_Try it_
When the word "level" appears in a line of the data below, list that line.

_Material for the task_
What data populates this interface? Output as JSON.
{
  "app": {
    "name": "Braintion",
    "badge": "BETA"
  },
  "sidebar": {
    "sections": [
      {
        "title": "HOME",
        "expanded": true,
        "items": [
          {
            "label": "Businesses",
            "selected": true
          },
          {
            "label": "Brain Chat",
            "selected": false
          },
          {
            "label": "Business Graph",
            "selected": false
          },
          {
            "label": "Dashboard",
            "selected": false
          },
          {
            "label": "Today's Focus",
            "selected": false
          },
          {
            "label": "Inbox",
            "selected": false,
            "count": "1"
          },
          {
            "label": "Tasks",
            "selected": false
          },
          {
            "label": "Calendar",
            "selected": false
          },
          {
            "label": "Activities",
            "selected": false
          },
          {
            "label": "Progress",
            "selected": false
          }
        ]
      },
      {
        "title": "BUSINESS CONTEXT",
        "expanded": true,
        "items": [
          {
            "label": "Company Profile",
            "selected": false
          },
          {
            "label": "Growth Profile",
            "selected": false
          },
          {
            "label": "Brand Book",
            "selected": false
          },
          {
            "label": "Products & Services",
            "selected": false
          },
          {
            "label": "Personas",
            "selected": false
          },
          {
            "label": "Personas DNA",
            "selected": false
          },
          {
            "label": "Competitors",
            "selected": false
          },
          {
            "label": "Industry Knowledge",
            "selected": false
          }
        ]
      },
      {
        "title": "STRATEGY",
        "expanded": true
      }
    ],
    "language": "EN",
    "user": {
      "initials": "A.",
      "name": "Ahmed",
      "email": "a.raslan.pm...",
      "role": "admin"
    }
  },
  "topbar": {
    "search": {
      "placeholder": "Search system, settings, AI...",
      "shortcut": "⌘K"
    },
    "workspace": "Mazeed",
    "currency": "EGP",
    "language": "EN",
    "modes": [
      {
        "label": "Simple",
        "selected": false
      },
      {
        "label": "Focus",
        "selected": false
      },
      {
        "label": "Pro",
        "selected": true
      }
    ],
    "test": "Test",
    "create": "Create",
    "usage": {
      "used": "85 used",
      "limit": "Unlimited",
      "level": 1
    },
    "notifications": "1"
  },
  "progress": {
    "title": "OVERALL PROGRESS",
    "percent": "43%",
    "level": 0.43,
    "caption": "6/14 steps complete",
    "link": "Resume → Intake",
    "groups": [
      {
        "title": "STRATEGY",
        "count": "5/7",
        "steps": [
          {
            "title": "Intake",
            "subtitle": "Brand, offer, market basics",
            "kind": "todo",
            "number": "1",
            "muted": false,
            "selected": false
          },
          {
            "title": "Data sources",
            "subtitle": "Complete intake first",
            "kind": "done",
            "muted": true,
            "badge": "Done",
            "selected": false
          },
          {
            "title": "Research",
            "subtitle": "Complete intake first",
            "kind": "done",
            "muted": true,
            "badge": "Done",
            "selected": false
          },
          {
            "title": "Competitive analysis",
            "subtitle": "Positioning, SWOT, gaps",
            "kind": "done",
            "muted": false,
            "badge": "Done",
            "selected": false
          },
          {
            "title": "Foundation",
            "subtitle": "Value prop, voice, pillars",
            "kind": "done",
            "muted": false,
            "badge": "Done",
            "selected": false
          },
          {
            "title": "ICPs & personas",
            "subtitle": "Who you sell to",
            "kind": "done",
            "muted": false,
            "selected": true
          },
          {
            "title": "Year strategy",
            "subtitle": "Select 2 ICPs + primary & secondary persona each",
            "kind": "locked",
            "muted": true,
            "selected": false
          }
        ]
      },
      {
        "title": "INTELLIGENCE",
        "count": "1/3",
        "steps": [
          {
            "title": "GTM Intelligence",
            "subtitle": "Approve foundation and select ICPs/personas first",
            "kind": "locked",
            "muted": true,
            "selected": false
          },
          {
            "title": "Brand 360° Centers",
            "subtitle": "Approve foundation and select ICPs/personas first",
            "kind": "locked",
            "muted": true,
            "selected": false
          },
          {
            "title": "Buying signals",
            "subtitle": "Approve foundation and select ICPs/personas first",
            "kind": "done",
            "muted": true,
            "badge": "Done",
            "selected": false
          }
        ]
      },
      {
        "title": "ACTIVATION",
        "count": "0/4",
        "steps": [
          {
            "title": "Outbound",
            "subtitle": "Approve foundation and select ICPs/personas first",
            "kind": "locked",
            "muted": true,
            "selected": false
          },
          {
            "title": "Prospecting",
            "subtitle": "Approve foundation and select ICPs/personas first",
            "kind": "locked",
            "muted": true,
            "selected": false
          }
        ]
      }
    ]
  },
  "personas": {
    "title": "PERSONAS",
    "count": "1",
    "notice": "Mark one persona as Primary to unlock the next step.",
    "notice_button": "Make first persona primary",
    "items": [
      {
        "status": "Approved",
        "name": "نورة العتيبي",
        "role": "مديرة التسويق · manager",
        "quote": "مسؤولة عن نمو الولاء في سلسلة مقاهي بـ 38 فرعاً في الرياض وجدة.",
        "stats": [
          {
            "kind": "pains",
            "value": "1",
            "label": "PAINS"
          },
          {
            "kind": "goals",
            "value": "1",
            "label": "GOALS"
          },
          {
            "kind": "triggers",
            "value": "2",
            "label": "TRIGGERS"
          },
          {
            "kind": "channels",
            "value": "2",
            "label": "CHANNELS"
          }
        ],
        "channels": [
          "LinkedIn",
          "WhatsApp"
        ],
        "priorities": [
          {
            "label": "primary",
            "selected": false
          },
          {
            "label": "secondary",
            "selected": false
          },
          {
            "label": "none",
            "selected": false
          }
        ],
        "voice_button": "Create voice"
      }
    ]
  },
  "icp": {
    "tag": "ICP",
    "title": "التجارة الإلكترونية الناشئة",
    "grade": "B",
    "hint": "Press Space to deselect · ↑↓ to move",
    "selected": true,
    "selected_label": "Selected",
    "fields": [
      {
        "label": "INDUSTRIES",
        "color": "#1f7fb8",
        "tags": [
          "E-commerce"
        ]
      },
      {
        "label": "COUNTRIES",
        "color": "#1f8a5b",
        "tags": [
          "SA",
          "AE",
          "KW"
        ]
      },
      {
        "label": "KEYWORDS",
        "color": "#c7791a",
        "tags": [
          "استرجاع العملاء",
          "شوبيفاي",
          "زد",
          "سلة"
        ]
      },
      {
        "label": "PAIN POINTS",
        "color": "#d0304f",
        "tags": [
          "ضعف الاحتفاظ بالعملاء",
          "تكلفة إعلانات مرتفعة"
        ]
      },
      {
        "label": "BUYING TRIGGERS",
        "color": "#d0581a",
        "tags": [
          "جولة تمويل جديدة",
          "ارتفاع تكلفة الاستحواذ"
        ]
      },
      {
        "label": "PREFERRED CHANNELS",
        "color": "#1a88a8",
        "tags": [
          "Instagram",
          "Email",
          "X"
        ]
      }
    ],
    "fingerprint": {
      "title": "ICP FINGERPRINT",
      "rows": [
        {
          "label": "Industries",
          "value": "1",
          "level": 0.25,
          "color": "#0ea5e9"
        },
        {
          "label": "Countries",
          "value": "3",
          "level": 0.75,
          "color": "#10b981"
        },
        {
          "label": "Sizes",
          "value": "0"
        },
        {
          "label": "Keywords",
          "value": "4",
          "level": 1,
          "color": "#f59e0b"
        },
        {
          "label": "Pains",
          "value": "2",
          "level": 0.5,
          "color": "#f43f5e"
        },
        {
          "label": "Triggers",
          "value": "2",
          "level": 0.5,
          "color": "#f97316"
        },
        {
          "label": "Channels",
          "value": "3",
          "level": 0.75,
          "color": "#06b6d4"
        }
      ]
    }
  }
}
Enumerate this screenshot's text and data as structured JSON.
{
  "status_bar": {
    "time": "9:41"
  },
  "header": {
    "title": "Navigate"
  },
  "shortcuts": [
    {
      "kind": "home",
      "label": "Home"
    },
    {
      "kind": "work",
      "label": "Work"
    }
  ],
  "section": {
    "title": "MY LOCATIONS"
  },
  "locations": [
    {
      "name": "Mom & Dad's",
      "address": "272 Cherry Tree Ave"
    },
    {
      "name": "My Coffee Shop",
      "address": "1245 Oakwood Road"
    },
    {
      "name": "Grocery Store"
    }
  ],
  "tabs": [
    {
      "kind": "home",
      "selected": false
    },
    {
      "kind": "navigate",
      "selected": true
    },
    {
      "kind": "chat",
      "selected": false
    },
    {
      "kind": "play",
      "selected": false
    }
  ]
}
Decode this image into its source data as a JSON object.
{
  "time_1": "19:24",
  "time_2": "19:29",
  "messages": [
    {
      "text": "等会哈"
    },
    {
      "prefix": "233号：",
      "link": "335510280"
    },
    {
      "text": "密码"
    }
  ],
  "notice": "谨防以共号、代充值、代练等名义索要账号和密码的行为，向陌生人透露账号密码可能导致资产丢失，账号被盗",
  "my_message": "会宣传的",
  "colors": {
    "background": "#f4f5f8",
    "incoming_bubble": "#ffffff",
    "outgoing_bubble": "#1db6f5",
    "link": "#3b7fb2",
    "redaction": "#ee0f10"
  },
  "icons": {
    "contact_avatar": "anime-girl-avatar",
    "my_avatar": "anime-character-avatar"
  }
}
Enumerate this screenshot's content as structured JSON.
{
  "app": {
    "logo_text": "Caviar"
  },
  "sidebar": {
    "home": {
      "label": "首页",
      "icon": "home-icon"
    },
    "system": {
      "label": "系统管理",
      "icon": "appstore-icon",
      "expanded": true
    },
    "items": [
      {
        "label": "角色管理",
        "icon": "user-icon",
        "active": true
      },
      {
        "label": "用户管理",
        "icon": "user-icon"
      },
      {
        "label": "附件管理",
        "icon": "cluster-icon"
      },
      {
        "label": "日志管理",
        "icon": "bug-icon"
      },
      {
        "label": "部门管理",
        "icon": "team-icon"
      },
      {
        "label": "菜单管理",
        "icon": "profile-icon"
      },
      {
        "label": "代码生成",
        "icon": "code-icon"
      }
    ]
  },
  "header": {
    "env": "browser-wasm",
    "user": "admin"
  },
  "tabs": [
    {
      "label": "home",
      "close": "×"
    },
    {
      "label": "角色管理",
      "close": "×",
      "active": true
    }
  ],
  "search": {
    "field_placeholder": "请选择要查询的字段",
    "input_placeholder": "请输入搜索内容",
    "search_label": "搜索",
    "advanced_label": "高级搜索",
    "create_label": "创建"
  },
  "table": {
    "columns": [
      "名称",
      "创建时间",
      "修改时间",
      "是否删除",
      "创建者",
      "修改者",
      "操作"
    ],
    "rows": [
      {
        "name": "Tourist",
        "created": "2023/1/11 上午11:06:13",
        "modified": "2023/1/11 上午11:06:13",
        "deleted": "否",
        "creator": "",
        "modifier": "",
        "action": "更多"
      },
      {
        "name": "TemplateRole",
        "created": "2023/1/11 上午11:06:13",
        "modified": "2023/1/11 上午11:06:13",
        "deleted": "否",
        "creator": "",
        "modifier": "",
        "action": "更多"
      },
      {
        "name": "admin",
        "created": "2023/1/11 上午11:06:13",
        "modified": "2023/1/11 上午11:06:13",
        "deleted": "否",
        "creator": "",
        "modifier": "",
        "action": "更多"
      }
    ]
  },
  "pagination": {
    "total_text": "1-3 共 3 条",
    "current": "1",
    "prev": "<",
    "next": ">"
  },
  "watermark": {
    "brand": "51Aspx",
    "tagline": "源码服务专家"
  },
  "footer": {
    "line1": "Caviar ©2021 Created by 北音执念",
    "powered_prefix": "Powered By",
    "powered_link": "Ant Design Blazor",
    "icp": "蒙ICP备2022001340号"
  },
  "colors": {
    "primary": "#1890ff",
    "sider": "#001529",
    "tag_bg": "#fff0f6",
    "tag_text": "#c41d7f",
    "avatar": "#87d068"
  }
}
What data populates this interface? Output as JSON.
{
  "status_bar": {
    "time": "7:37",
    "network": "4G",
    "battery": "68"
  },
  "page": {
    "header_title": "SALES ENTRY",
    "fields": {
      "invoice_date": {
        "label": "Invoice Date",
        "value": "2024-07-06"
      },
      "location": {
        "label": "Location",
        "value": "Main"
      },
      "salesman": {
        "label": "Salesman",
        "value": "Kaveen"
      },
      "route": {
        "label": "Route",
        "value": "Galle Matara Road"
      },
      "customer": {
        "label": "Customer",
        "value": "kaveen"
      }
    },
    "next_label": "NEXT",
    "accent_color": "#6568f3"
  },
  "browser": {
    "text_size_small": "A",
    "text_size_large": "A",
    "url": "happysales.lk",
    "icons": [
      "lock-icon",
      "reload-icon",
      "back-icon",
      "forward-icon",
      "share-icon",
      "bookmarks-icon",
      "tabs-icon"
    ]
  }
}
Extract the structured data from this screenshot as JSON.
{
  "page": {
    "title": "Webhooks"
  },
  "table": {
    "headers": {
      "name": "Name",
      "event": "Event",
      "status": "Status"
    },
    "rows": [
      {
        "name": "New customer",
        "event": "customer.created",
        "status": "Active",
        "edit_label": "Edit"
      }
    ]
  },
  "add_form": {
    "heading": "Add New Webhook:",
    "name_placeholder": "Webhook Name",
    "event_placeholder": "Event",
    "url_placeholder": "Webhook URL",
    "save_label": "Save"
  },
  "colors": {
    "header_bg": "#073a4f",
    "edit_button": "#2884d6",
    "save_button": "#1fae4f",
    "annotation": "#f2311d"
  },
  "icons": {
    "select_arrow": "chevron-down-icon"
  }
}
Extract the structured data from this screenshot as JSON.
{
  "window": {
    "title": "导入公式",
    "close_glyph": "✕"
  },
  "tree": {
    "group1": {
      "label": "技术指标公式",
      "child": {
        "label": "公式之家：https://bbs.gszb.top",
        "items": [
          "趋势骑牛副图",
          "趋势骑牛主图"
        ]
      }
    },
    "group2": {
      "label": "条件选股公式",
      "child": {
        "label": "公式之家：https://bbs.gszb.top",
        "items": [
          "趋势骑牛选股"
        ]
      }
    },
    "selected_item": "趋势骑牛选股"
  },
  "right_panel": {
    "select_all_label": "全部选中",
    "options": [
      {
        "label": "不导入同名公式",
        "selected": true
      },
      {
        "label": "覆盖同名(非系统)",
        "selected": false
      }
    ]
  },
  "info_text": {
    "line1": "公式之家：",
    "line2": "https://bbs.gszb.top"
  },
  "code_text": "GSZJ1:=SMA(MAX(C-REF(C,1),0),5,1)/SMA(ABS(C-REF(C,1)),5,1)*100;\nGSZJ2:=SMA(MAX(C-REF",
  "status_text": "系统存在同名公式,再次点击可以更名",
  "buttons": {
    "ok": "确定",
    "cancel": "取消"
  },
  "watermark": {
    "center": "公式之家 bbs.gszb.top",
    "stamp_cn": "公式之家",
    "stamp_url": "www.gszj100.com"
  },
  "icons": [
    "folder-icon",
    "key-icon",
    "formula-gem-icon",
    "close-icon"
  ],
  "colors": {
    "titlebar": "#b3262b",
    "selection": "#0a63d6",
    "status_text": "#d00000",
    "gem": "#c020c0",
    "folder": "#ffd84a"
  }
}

_Response to this task_
      "level": 1
    "level": 0.43,
          "level": 0.25,
          "level": 0.75,
          "level": 1,
          "level": 0.5,
          "level": 0.5,
          "level": 0.75,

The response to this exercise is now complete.